Below are the records; retype each one exactly.

━━━ Entries supplied

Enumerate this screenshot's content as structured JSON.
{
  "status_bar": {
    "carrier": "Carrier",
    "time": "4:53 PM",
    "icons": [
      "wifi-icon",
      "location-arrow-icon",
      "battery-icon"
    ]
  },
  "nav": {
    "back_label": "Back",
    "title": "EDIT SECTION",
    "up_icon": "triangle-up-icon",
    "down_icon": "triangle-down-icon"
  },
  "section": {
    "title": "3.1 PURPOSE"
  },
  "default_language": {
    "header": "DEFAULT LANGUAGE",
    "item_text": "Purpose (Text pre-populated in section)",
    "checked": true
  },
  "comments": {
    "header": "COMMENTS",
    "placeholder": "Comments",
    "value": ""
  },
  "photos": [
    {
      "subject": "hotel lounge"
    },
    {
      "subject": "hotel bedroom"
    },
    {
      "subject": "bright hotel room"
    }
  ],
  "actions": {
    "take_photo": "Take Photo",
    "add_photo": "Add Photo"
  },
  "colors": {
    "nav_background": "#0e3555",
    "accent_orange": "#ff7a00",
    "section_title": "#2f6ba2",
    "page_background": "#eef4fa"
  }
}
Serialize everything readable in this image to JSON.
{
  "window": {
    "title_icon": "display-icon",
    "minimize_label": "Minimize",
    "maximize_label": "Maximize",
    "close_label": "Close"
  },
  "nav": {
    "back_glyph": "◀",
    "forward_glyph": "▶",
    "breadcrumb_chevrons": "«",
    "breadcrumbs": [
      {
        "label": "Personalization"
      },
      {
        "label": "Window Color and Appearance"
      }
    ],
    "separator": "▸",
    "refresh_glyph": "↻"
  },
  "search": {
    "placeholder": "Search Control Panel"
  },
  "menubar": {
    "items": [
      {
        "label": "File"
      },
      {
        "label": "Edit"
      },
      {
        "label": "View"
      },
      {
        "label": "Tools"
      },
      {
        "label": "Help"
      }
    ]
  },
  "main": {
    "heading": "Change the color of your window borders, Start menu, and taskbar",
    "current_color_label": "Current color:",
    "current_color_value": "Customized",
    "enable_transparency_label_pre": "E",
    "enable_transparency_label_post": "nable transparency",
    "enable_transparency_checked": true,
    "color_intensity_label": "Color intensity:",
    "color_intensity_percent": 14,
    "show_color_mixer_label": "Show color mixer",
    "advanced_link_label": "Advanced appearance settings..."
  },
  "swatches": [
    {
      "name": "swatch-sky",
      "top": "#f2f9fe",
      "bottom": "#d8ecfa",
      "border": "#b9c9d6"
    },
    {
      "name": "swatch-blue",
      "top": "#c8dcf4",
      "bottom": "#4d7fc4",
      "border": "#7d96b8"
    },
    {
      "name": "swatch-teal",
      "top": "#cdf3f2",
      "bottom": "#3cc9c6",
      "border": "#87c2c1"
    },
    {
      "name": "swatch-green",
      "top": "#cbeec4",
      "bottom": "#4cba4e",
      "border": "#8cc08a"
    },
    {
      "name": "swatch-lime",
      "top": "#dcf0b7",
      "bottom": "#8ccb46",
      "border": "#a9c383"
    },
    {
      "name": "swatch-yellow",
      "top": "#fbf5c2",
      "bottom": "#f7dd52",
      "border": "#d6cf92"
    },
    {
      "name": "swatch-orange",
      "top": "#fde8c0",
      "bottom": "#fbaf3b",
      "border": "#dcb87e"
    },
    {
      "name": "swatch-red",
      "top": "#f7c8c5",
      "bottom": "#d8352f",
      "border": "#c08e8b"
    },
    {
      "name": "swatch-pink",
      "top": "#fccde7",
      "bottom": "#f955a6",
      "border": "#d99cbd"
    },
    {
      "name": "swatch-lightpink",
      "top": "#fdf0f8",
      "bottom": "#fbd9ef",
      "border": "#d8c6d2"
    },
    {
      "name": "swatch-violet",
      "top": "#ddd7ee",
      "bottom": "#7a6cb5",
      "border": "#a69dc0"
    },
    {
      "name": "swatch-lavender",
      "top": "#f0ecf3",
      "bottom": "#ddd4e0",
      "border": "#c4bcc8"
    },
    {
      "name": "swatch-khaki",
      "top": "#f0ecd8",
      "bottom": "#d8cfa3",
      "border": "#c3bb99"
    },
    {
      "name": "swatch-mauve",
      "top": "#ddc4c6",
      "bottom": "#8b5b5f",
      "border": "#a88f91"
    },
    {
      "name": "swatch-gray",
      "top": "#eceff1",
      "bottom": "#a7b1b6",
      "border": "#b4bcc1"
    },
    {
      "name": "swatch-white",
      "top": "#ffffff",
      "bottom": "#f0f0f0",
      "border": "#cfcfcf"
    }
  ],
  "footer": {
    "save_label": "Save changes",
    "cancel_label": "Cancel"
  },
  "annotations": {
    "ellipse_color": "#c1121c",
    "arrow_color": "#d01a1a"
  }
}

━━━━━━

» **Problem solution**:
Enumerate this screenshot's content as structured JSON.
{
  "status_bar": {
    "carrier": "Carrier",
    "time": "4:53 PM",
    "icons": [
      "wifi-icon",
      "location-arrow-icon",
      "battery-icon"
    ]
  },
  "nav": {
    "back_label": "Back",
    "title": "EDIT SECTION",
    "up_icon": "triangle-up-icon",
    "down_icon": "triangle-down-icon"
  },
  "section": {
    "title": "3.1 PURPOSE"
  },
  "default_language": {
    "header": "DEFAULT LANGUAGE",
    "item_text": "Purpose (Text pre-populated in section)",
    "checked": true
  },
  "comments": {
    "header": "COMMENTS",
    "placeholder": "Comments",
    "value": ""
  },
  "photos": [
    {
      "subject": "hotel lounge"
    },
    {
      "subject": "hotel bedroom"
    },
    {
      "subject": "bright hotel room"
    }
  ],
  "actions": {
    "take_photo": "Take Photo",
    "add_photo": "Add Photo"
  },
  "colors": {
    "nav_background": "#0e3555",
    "accent_orange": "#ff7a00",
    "section_title": "#2f6ba2",
    "page_background": "#eef4fa"
  }
}
Serialize everything readable in this image to JSON.
{
  "window": {
    "title_icon": "display-icon",
    "minimize_label": "Minimize",
    "maximize_label": "Maximize",
    "close_label": "Close"
  },
  "nav": {
    "back_glyph": "◀",
    "forward_glyph": "▶",
    "breadcrumb_chevrons": "«",
    "breadcrumbs": [
      {
        "label": "Personalization"
      },
      {
        "label": "Window Color and Appearance"
      }
    ],
    "separator": "▸",
    "refresh_glyph": "↻"
  },
  "search": {
    "placeholder": "Search Control Panel"
  },
  "menubar": {
    "items": [
      {
        "label": "File"
      },
      {
        "label": "Edit"
      },
      {
        "label": "View"
      },
      {
        "label": "Tools"
      },
      {
        "label": "Help"
      }
    ]
  },
  "main": {
    "heading": "Change the color of your window borders, Start menu, and taskbar",
    "current_color_label": "Current color:",
    "current_color_value": "Customized",
    "enable_transparency_label_pre": "E",
    "enable_transparency_label_post": "nable transparency",
    "enable_transparency_checked": true,
    "color_intensity_label": "Color intensity:",
    "color_intensity_percent": 14,
    "show_color_mixer_label": "Show color mixer",
    "advanced_link_label": "Advanced appearance settings..."
  },
  "swatches": [
    {
      "name": "swatch-sky",
      "top": "#f2f9fe",
      "bottom": "#d8ecfa",
      "border": "#b9c9d6"
    },
    {
      "name": "swatch-blue",
      "top": "#c8dcf4",
      "bottom": "#4d7fc4",
      "border": "#7d96b8"
    },
    {
      "name": "swatch-teal",
      "top": "#cdf3f2",
      "bottom": "#3cc9c6",
      "border": "#87c2c1"
    },
    {
      "name": "swatch-green",
      "top": "#cbeec4",
      "bottom": "#4cba4e",
      "border": "#8cc08a"
    },
    {
      "name": "swatch-lime",
      "top": "#dcf0b7",
      "bottom": "#8ccb46",
      "border": "#a9c383"
    },
    {
      "name": "swatch-yellow",
      "top": "#fbf5c2",
      "bottom": "#f7dd52",
      "border": "#d6cf92"
    },
    {
      "name": "swatch-orange",
      "top": "#fde8c0",
      "bottom": "#fbaf3b",
      "border": "#dcb87e"
    },
    {
      "name": "swatch-red",
      "top": "#f7c8c5",
      "bottom": "#d8352f",
      "border": "#c08e8b"
    },
    {
      "name": "swatch-pink",
      "top": "#fccde7",
      "bottom": "#f955a6",
      "border": "#d99cbd"
    },
    {
      "name": "swatch-lightpink",
      "top": "#fdf0f8",
      "bottom": "#fbd9ef",
      "border": "#d8c6d2"
    },
    {
      "name": "swatch-violet",
      "top": "#ddd7ee",
      "bottom": "#7a6cb5",
      "border": "#a69dc0"
    },
    {
      "name": "swatch-lavender",
      "top": "#f0ecf3",
      "bottom": "#ddd4e0",
      "border": "#c4bcc8"
    },
    {
      "name": "swatch-khaki",
      "top": "#f0ecd8",
      "bottom": "#d8cfa3",
      "border": "#c3bb99"
    },
    {
      "name": "swatch-mauve",
      "top": "#ddc4c6",
      "bottom": "#8b5b5f",
      "border": "#a88f91"
    },
    {
      "name": "swatch-gray",
      "top": "#eceff1",
      "bottom": "#a7b1b6",
      "border": "#b4bcc1"
    },
    {
      "name": "swatch-white",
      "top": "#ffffff",
      "bottom": "#f0f0f0",
      "border": "#cfcfcf"
    }
  ],
  "footer": {
    "save_label": "Save changes",
    "cancel_label": "Cancel"
  },
  "annotations": {
    "ellipse_color": "#c1121c",
    "arrow_color": "#d01a1a"
  }
}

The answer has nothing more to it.